The latest job data for February indicates that the U.S. economy added 297K jobs in February, far above the market expectation of 240K and the prior month’s tally of 239K. This was the 12thsuccessive month of over 200K job creation. In fact, the momentum became sound from 2014 which marked the best year of job generation since the late 1990s.
Unemployment dropped to a six-and-half low of 5.5%. Average hourly wages of $24.78 rose 48 cents over the past 12 months. All these spurred speculations over a sooner-than-expected rise in the Fed’s short-term interest rate.
There is no doubt that the Fed’s easy money policy was the maker of the U.S. stock market rally and now is now playing the role of the breaker too due to its looming tightening. While investors remain jittery over this likely step of the Fed, they should note that rising rates are not necessarily bad for stocks. In the face of rising rates, bond prices normally fall, instigating the ‘great rotation’ from bonds to stocks.
Following the job report, short-duration bond yields posted the biggest gain in a month while long-term yields spiked even further with the benchmark 10-year treasury yield registering its highest move in over a year. Yields on the two-year treasuries against long-dated yields expanded the most in more than two months, suggesting a likely faster-than-expected hike in rates, per analysts.
While we will see several more wild sessions in the equity market as and when the domestic economy turns up with upbeat economic data, investors should note that there are a few sectors which stand to benefit from the rising rates. Financials is one of them. Below we have highlighted three financial ETFs which are worth a look during the process of Fed tightening.
Regional Bank ETFs
A rising interest rate scenario would be highly profitable for the banking sector. This is because banks borrow money at short-term rates and lend the capital at long-term rates. Following the job report, rising yields have led to a widening spread between long- and short-term rates, thereby benefiting the net interest margin earned by banks. Further, U.S. banks now have much stronger balance sheets.
Thanks to the widening spread between short and long-dated yields, regional bank ETFs emerged as winners in the recent sessions. SPDR S&P Regional Banking ETF (KRE) is one such gainer. This is one of largest and the most popular ETFs in the banking space with AUM of nearly $1.63 billion and average daily volume of more than 4 million shares.

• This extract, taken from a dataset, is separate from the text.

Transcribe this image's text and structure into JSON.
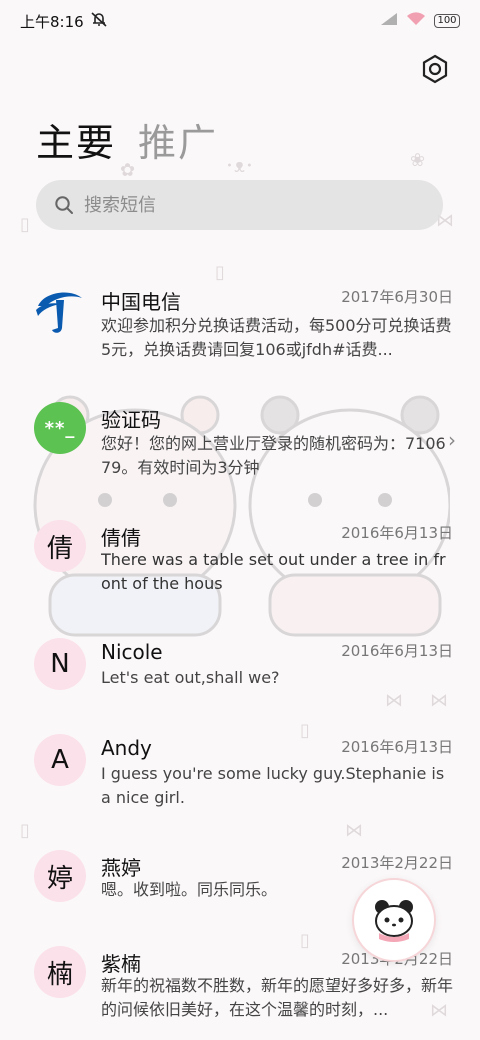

The product follows the S&P Regional Banks Select Industry Index, charging investors 35 basis points a year in fees. Holding 86 securities in its basket, the fund is widely spread out across each security, which minimizes the company specific risk thanks to an equal-weigh approach.